▶ Exercise brief
Please copy exactly the line containing "Output a JSON" and every line after it, through the last line of the records below, leaving out all pictures.

────────

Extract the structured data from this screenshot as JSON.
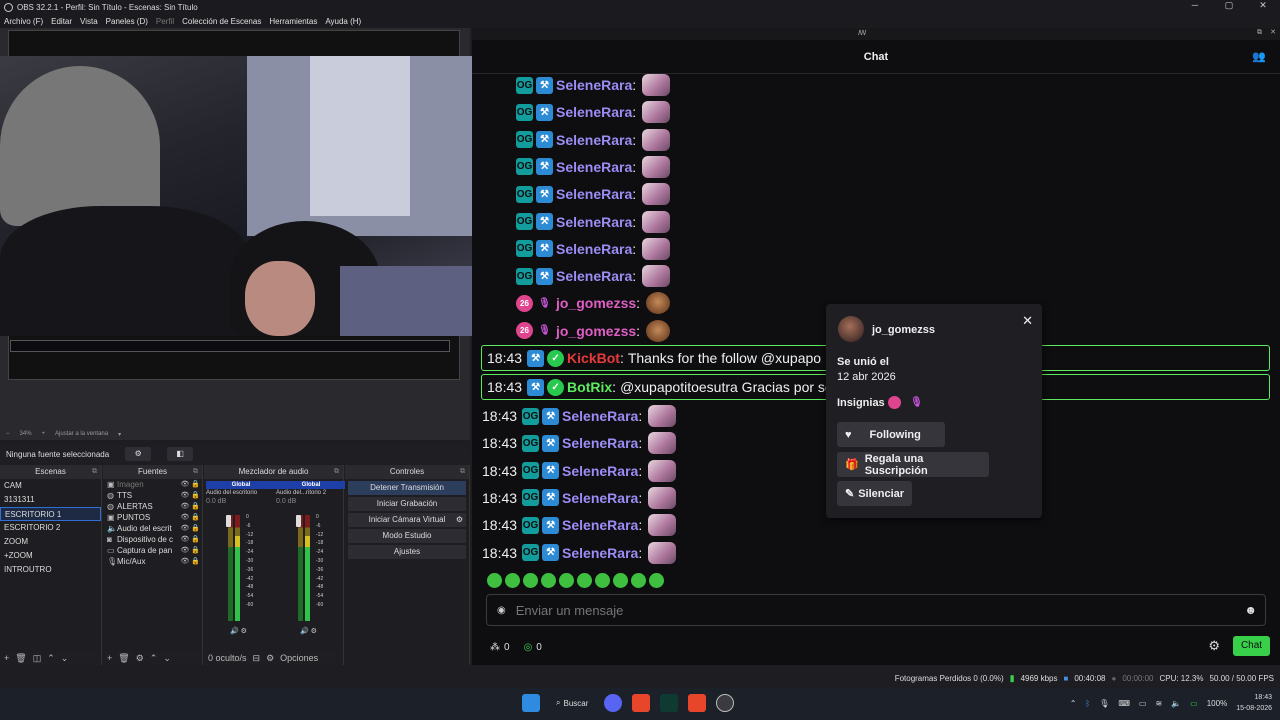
{
  "window": {
    "title": "OBS 32.2.1 - Perfil: Sin Título - Escenas: Sin Título",
    "controls": [
      "─",
      "▢",
      "✕"
    ]
  },
  "menu": [
    "Archivo (F)",
    "Editar",
    "Vista",
    "Paneles (D)",
    "Perfil",
    "Colección de Escenas",
    "Herramientas",
    "Ayuda (H)"
  ],
  "preview": {
    "zoom": "34%",
    "fit_label": "Ajustar a la ventana"
  },
  "no_source_label": "Ninguna fuente seleccionada",
  "docks": {
    "scenes_title": "Escenas",
    "sources_title": "Fuentes",
    "mixer_title": "Mezclador de audio",
    "controls_title": "Controles"
  },
  "scenes": [
    "CAM",
    "3131311",
    "ESCRITORIO 1",
    "ESCRITORIO 2",
    "ZOOM",
    "+ZOOM",
    "INTROUTRO"
  ],
  "selected_scene_index": 2,
  "sources": [
    {
      "name": "Imagen",
      "icon": "image-icon",
      "dim": true
    },
    {
      "name": "TTS",
      "icon": "globe-icon",
      "dim": false
    },
    {
      "name": "ALERTAS",
      "icon": "globe-icon",
      "dim": false
    },
    {
      "name": "PUNTOS",
      "icon": "image-icon",
      "dim": false
    },
    {
      "name": "Audio del escrit",
      "icon": "speaker-icon",
      "dim": false
    },
    {
      "name": "Dispositivo de c",
      "icon": "camera-icon",
      "dim": false
    },
    {
      "name": "Captura de pan",
      "icon": "monitor-icon",
      "dim": false
    },
    {
      "name": "Mic/Aux",
      "icon": "mic-icon",
      "dim": false
    }
  ],
  "mixer": {
    "channels": [
      {
        "tag": "Global",
        "name": "Audio del escritorio",
        "db": "0.0 dB"
      },
      {
        "tag": "Global",
        "name": "Audio del...ritorio 2",
        "db": "0.0 dB"
      }
    ],
    "scale": [
      "0",
      "-6",
      "-12",
      "-18",
      "-24",
      "-30",
      "-36",
      "-42",
      "-48",
      "-54",
      "-60"
    ],
    "hidden": "0 oculto/s",
    "options": "Opciones"
  },
  "controls": {
    "stop_stream": "Detener Transmisión",
    "start_recording": "Iniciar Grabación",
    "start_virtual_cam": "Iniciar Cámara Virtual",
    "studio_mode": "Modo Estudio",
    "settings": "Ajustes"
  },
  "chat": {
    "title": "Chat",
    "popout_icon": "ꟿ",
    "messages": [
      {
        "time": "",
        "badges": [
          "og",
          "mod"
        ],
        "user": "SeleneRara",
        "color": "#9b8df5",
        "text": "",
        "emote": "pink"
      },
      {
        "time": "",
        "badges": [
          "og",
          "mod"
        ],
        "user": "SeleneRara",
        "color": "#9b8df5",
        "text": "",
        "emote": "pink"
      },
      {
        "time": "",
        "badges": [
          "og",
          "mod"
        ],
        "user": "SeleneRara",
        "color": "#9b8df5",
        "text": "",
        "emote": "pink"
      },
      {
        "time": "",
        "badges": [
          "og",
          "mod"
        ],
        "user": "SeleneRara",
        "color": "#9b8df5",
        "text": "",
        "emote": "pink"
      },
      {
        "time": "",
        "badges": [
          "og",
          "mod"
        ],
        "user": "SeleneRara",
        "color": "#9b8df5",
        "text": "",
        "emote": "pink"
      },
      {
        "time": "",
        "badges": [
          "og",
          "mod"
        ],
        "user": "SeleneRara",
        "color": "#9b8df5",
        "text": "",
        "emote": "pink"
      },
      {
        "time": "",
        "badges": [
          "og",
          "mod"
        ],
        "user": "SeleneRara",
        "color": "#9b8df5",
        "text": "",
        "emote": "pink"
      },
      {
        "time": "",
        "badges": [
          "og",
          "mod"
        ],
        "user": "SeleneRara",
        "color": "#9b8df5",
        "text": "",
        "emote": "pink"
      },
      {
        "time": "",
        "badges": [
          "sub",
          "mic"
        ],
        "user": "jo_gomezss",
        "color": "#e05ec4",
        "text": "",
        "emote": "brown"
      },
      {
        "time": "",
        "badges": [
          "sub",
          "mic"
        ],
        "user": "jo_gomezss",
        "color": "#e05ec4",
        "text": "",
        "emote": "brown"
      },
      {
        "time": "18:43",
        "badges": [
          "mod",
          "ver"
        ],
        "user": "KickBot",
        "color": "#e83a3a",
        "text": "Thanks for the follow @xupapo",
        "emote": "",
        "highlight": true
      },
      {
        "time": "18:43",
        "badges": [
          "mod",
          "ver"
        ],
        "user": "BotRix",
        "color": "#5eea5e",
        "text": "@xupapotitoesutra Gracias por se",
        "emote": "",
        "highlight": true
      },
      {
        "time": "18:43",
        "badges": [
          "og",
          "mod"
        ],
        "user": "SeleneRara",
        "color": "#9b8df5",
        "text": "",
        "emote": "pink"
      },
      {
        "time": "18:43",
        "badges": [
          "og",
          "mod"
        ],
        "user": "SeleneRara",
        "color": "#9b8df5",
        "text": "",
        "emote": "pink"
      },
      {
        "time": "18:43",
        "badges": [
          "og",
          "mod"
        ],
        "user": "SeleneRara",
        "color": "#9b8df5",
        "text": "",
        "emote": "pink"
      },
      {
        "time": "18:43",
        "badges": [
          "og",
          "mod"
        ],
        "user": "SeleneRara",
        "color": "#9b8df5",
        "text": "",
        "emote": "pink"
      },
      {
        "time": "18:43",
        "badges": [
          "og",
          "mod"
        ],
        "user": "SeleneRara",
        "color": "#9b8df5",
        "text": "",
        "emote": "pink"
      },
      {
        "time": "18:43",
        "badges": [
          "og",
          "mod"
        ],
        "user": "SeleneRara",
        "color": "#9b8df5",
        "text": "",
        "emote": "pink"
      }
    ],
    "input_placeholder": "Enviar un mensaje",
    "points_a": "0",
    "points_b": "0",
    "send_label": "Chat"
  },
  "user_popup": {
    "username": "jo_gomezss",
    "joined_label": "Se unió el",
    "joined_date": "12 abr 2026",
    "badges_label": "Insignias",
    "following_label": "Following",
    "gift_label": "Regala una Suscripción",
    "mute_label": "Silenciar"
  },
  "status": {
    "dropped_frames": "Fotogramas Perdidos 0 (0.0%)",
    "bitrate": "4969 kbps",
    "live_time": "00:40:08",
    "rec_time": "00:00:00",
    "cpu": "CPU: 12.3%",
    "fps": "50.00 / 50.00 FPS"
  },
  "taskbar": {
    "search_label": "Buscar",
    "battery": "100%",
    "time": "18:43",
    "date": "15-08-2026"
  },
  "colors": {
    "accent_green": "#38d04a",
    "kick_bg": "#0e0e10",
    "obs_bg": "#1e1e22"
  }
}
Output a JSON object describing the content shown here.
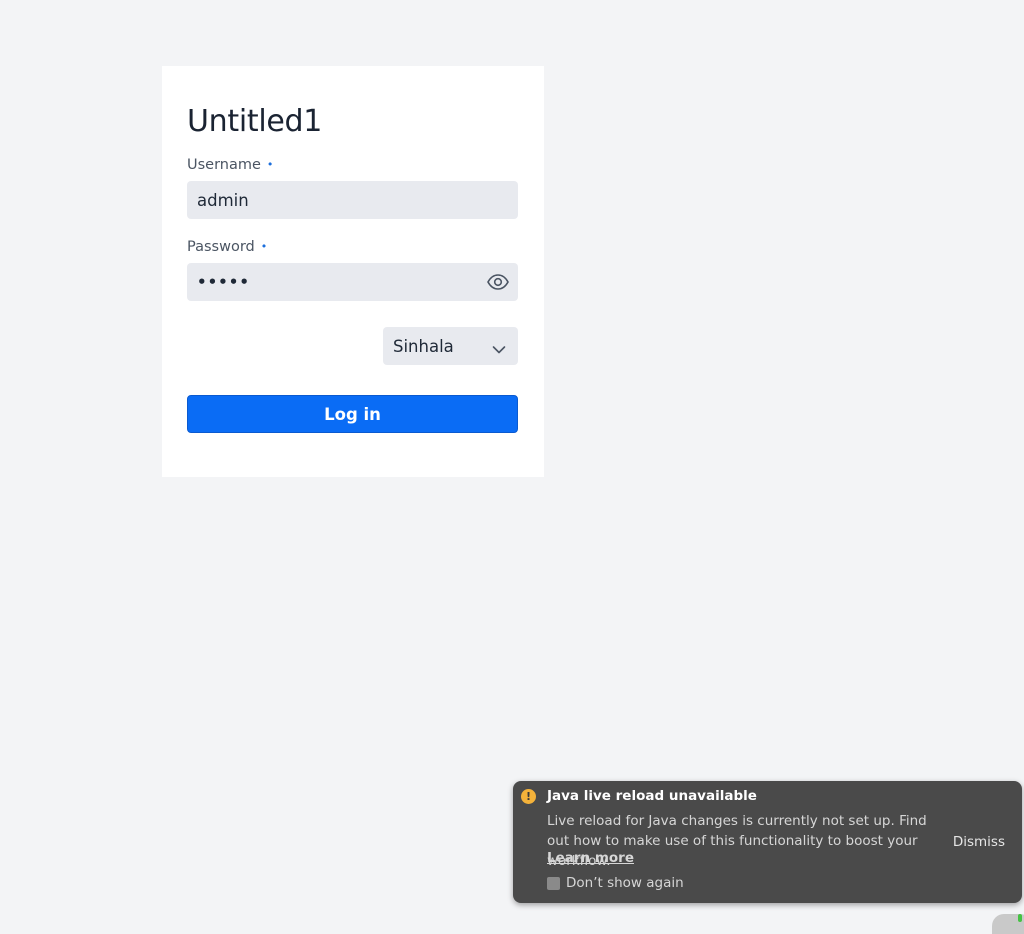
{
  "form": {
    "title": "Untitled1",
    "username_label": "Username",
    "username_value": "admin",
    "password_label": "Password",
    "password_mask": "•••••",
    "required_marker": "•",
    "language": "Sinhala",
    "login_label": "Log in"
  },
  "toast": {
    "title": "Java live reload unavailable",
    "body": "Live reload for Java changes is currently not set up. Find out how to make use of this functionality to boost your workflow.",
    "learn_more": "Learn more",
    "dont_show": "Don’t show again",
    "dismiss": "Dismiss",
    "warning_glyph": "!"
  },
  "colors": {
    "background": "#f3f4f6",
    "card": "#ffffff",
    "field": "#e8eaef",
    "primary": "#0a6cf5",
    "toast": "#4a4a4a",
    "warning": "#f4b23a"
  },
  "icons": {
    "password_toggle": "eye-icon",
    "language_dropdown": "chevron-down-icon",
    "toast_status": "warning-icon"
  }
}
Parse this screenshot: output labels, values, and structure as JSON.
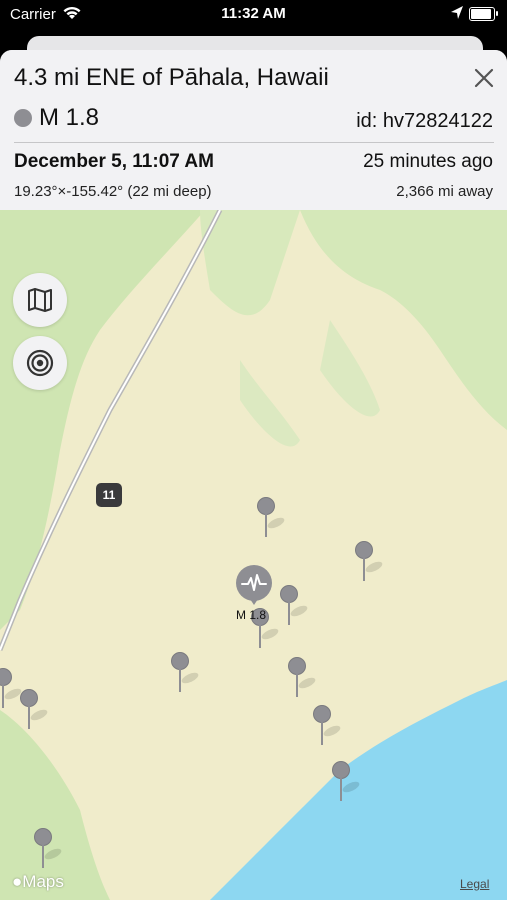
{
  "status_bar": {
    "carrier": "Carrier",
    "time": "11:32 AM",
    "battery_level": 0.9
  },
  "detail": {
    "title": "4.3 mi ENE of Pāhala, Hawaii",
    "magnitude": "M 1.8",
    "event_id": "id: hv72824122",
    "date": "December 5, 11:07 AM",
    "relative_time": "25 minutes ago",
    "coordinates": "19.23°×-155.42° (22 mi deep)",
    "distance": "2,366 mi away",
    "magnitude_color": "#8e8e93"
  },
  "map": {
    "road_number": "11",
    "selected_label": "M 1.8",
    "logo": "Maps",
    "legal": "Legal",
    "buttons": [
      "map-mode",
      "quake-focus"
    ]
  },
  "colors": {
    "land": "#f0eccb",
    "vegetation": "#cfe5b2",
    "ocean": "#8dd7f1"
  }
}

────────

▶ Result below
Output a JSON object describing the content shown here.
{
  "form": {
    "title": "Untitled1",
    "username_label": "Username",
    "username_value": "admin",
    "password_label": "Password",
    "password_mask": "•••••",
    "required_marker": "•",
    "language": "Sinhala",
    "login_label": "Log in"
  },
  "toast": {
    "title": "Java live reload unavailable",
    "body": "Live reload for Java changes is currently not set up. Find out how to make use of this functionality to boost your workflow.",
    "learn_more": "Learn more",
    "dont_show": "Don’t show again",
    "dismiss": "Dismiss",
    "warning_glyph": "!"
  },
  "colors": {
    "background": "#f3f4f6",
    "card": "#ffffff",
    "field": "#e8eaef",
    "primary": "#0a6cf5",
    "toast": "#4a4a4a",
    "warning": "#f4b23a"
  },
  "icons": {
    "password_toggle": "eye-icon",
    "language_dropdown": "chevron-down-icon",
    "toast_status": "warning-icon"
  }
}
Parse this screenshot: output labels, values, and structure as JSON.
{
  "status_bar": {
    "carrier": "Carrier",
    "time": "11:32 AM",
    "battery_level": 0.9
  },
  "detail": {
    "title": "4.3 mi ENE of Pāhala, Hawaii",
    "magnitude": "M 1.8",
    "event_id": "id: hv72824122",
    "date": "December 5, 11:07 AM",
    "relative_time": "25 minutes ago",
    "coordinates": "19.23°×-155.42° (22 mi deep)",
    "distance": "2,366 mi away",
    "magnitude_color": "#8e8e93"
  },
  "map": {
    "road_number": "11",
    "selected_label": "M 1.8",
    "logo": "Maps",
    "legal": "Legal",
    "buttons": [
      "map-mode",
      "quake-focus"
    ]
  },
  "colors": {
    "land": "#f0eccb",
    "vegetation": "#cfe5b2",
    "ocean": "#8dd7f1"
  }
}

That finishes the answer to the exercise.